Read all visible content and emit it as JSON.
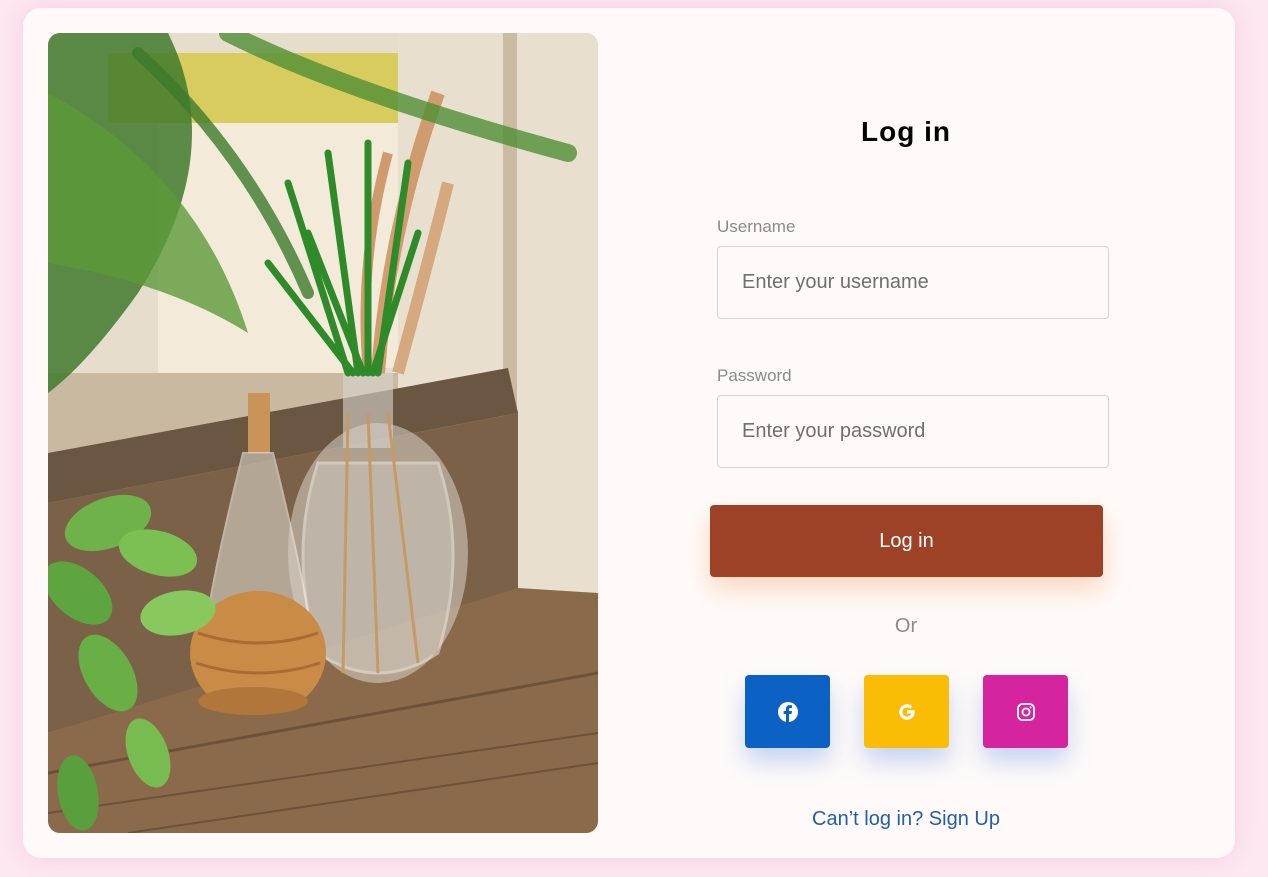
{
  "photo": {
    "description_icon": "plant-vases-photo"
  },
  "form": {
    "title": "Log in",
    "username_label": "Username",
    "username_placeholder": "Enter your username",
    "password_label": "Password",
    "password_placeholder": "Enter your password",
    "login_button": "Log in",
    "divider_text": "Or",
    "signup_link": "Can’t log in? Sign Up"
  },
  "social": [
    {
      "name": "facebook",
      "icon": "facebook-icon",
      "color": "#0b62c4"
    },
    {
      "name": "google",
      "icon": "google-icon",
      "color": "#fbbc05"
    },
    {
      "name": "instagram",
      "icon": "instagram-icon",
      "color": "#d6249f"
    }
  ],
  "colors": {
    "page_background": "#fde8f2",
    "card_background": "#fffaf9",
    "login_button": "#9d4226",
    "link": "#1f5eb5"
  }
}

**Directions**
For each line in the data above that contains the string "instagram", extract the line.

**Reply**
      "name": "instagram",
      "icon": "instagram-icon",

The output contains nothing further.